I was hooked. On the flight home I was deep in thought, I needed time to learn to draw faster and better, but I couldn’t wait to paint. I needed something that kept still, Still Life, still life with personality enough, to fire the imagination. TOYS! So, out of a cupboard came the old friends

who duly sat absolutely still.

I took four paintings to London, my last call was to the Stable Gallery. I displayed before them, bear and doll taking afternoon tea, monkey, the card sharp, bear conducting Berlioz, and hare reading The Sporting Life. The gallery invested in the tea party, and asked if I could add fourteen  others for a forthcoming exhibition. I  thereby received the greatest gift of all, confidence. My toy stories hung next to Robert Heindel’s wonderful ballerinas, and they all sold. I couldn’t believe what was happening.

My father said ‘If you can paint that bear you can paint my dog.’ An easy transition, this terrier, in my mind’s eye could easily have been straw filled standing on a red wheeled platform waiting to be pulled along, and so the commissions and exhibitions began.  


Stable gallery, London. 1986

Society of Equine Artists, Christies, London. Drawing Prize. 1996

Century Fine Art Gallery, Windsor. Leading equine artists. 2004

Salar Gallery, Hatherleigh.  ‘Inspired by the horse’ 2005

Solo shows in home county.


Artists and Illustrators Magazine 1996 ‘How to characterise and paint dogs.’

Magazine cover:-

Fancy Fowl.

Catalogue:-

Ken Bromley Art Supplies.  




Fascination, imagination, dedication, the luck of being in the right place at the right time and the kindness of my fellow man,
hooked and I love it!

John Skeaping RA sculptor/painter all time wizard of capturing the horse in all its paces, due to his sound knowledge of the skeleton and the working muscle around it, and his sparing and seemingly effortless draughtsmanship.

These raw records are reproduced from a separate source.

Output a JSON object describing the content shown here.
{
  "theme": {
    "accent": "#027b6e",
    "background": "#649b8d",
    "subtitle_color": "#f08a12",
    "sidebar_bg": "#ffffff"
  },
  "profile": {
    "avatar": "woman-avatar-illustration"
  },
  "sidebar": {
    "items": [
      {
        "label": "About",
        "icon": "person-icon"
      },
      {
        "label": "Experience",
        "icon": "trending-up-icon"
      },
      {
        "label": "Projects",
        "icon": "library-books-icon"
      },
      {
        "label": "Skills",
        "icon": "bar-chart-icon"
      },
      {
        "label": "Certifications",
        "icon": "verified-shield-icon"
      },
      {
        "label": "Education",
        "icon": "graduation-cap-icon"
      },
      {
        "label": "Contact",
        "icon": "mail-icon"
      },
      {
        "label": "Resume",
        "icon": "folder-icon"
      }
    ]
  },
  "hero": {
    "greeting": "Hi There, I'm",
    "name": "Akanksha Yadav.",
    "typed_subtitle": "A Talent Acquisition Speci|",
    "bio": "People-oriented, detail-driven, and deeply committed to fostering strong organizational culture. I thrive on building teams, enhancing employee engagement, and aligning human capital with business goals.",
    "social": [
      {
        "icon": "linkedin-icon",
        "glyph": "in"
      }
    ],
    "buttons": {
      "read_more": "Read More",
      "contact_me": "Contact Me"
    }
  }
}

Maggie Skeaping, third wife of John, also painted and sold her work in Paris. One of a set of triplets she began her life in the top drawer of a chest of drawers, her two brothers occupying the others. In 2002 these babies gained their place in the Guinness Book of Records as the longest living triplets.